Bhopal: Indira Gandhi Rashtriya Manav Sangrahalaya (IGRMS) has portrayed Warli House, a symbol of protective living of Warli tribe on its official website and social media pages with basic information and photographs and videos.
It is part of its 33rd online exhibition, which began from Thursday. The house of the Warli tribe has been installed at open air exhibition gallery. The tribe lives in Dahanu, Talsari, Jawahar, Palghar and Mokhada talukas of Thane district, some parts of Nashik and Dhule districts of Maharashtra. They are spread up to Valsad districts of Gujarat and union territories of Dadra, Nagar Haveli.
Museum director Praveen Kumar Mishra said Warli is derived from the word warul means piece of land Warlis are mostly agriculturists. Fishing and poultry farming are their secondary occupation. The Warli customs and traditions are weaved around nature.
The house consists of a simple earthen foundation and is square in shape. Before construction, rituals are performed to ward off evil elements followed by special worship.
Warli houses are built with plastered mud walls made of karvi and supple bamboo. The floor of the house is plastered with cow dung. Mud is used for plinth, flooring and grinding. They commonly use palm leaves and paddy straw for thatching which keeps the houses considerably cool during summer. The roof never leaks in spite of heavy monsoon.
According to Mishra, the houses are not just a shelter but a symbol of protective living. A central wooden pillar symbolises the eternal connection of the sun and the earth. It is also associated with a belief in the formation of a family. On the top, there is an attic used for storage. Houses are mostly east facing. As they keep animals inside the house for good care, there is an additional door, but there is no window. During the sowing season, rain deities Naran Dev, Himai Devi and Hirva, the domestic god, are worshipped.

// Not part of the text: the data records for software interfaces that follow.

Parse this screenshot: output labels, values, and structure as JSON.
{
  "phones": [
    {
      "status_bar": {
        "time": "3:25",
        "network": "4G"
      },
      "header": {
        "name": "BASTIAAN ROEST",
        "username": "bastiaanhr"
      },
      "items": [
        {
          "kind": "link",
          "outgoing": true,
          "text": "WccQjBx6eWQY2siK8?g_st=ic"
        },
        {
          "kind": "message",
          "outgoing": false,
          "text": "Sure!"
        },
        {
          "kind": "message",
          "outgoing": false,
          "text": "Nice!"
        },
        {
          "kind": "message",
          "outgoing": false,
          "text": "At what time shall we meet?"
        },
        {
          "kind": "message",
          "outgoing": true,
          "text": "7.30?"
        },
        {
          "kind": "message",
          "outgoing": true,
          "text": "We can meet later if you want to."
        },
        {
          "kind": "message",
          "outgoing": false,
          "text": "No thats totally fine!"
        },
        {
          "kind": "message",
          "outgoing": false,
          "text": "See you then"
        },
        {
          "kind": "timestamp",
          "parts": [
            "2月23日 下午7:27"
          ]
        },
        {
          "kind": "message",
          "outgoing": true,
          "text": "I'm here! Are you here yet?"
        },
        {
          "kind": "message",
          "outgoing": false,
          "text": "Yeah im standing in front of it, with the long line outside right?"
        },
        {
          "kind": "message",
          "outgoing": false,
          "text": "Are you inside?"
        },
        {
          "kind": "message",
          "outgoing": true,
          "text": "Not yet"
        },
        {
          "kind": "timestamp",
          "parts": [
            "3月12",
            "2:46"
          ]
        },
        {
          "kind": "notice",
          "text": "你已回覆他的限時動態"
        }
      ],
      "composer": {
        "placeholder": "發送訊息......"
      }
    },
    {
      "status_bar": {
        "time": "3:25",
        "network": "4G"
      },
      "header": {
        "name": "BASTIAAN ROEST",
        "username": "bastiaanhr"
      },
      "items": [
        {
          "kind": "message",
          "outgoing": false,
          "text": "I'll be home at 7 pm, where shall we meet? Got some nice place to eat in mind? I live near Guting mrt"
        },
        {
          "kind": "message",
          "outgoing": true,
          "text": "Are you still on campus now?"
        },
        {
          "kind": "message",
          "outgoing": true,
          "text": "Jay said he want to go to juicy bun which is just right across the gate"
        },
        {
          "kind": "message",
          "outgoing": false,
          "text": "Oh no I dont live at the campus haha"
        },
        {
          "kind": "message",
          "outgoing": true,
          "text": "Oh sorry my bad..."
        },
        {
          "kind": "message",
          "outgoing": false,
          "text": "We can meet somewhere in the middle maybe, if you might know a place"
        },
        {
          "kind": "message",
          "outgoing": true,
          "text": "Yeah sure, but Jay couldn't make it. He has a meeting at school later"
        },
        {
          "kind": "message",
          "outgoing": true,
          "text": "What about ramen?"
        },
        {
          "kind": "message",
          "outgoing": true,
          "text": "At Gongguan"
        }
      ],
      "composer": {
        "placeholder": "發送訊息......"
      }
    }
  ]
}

Museum assistant keeper Sudeepa Roy said Warli tribe is famous for painting and holds a special place in Indian art. Their lifestyle, culture, agricultural activities like sowing and reaping and celebrations are kept alive in the form of Warli painting. Most famous and unique form of Warli painting is chouk: all the married women of the family called Suhasinis make the chouk painting, essentially consisting of Palgahat Devi- the Goddess of fertility.
On weddings, married women prepare white paste for this purpose by grinding the rice. The wall is made fine and smooth with cow dung over which geru (red mud) is smeared. After smearing square is made. Without painting, the wedding cannot take place. The chouk is made in the houses of bride and groom.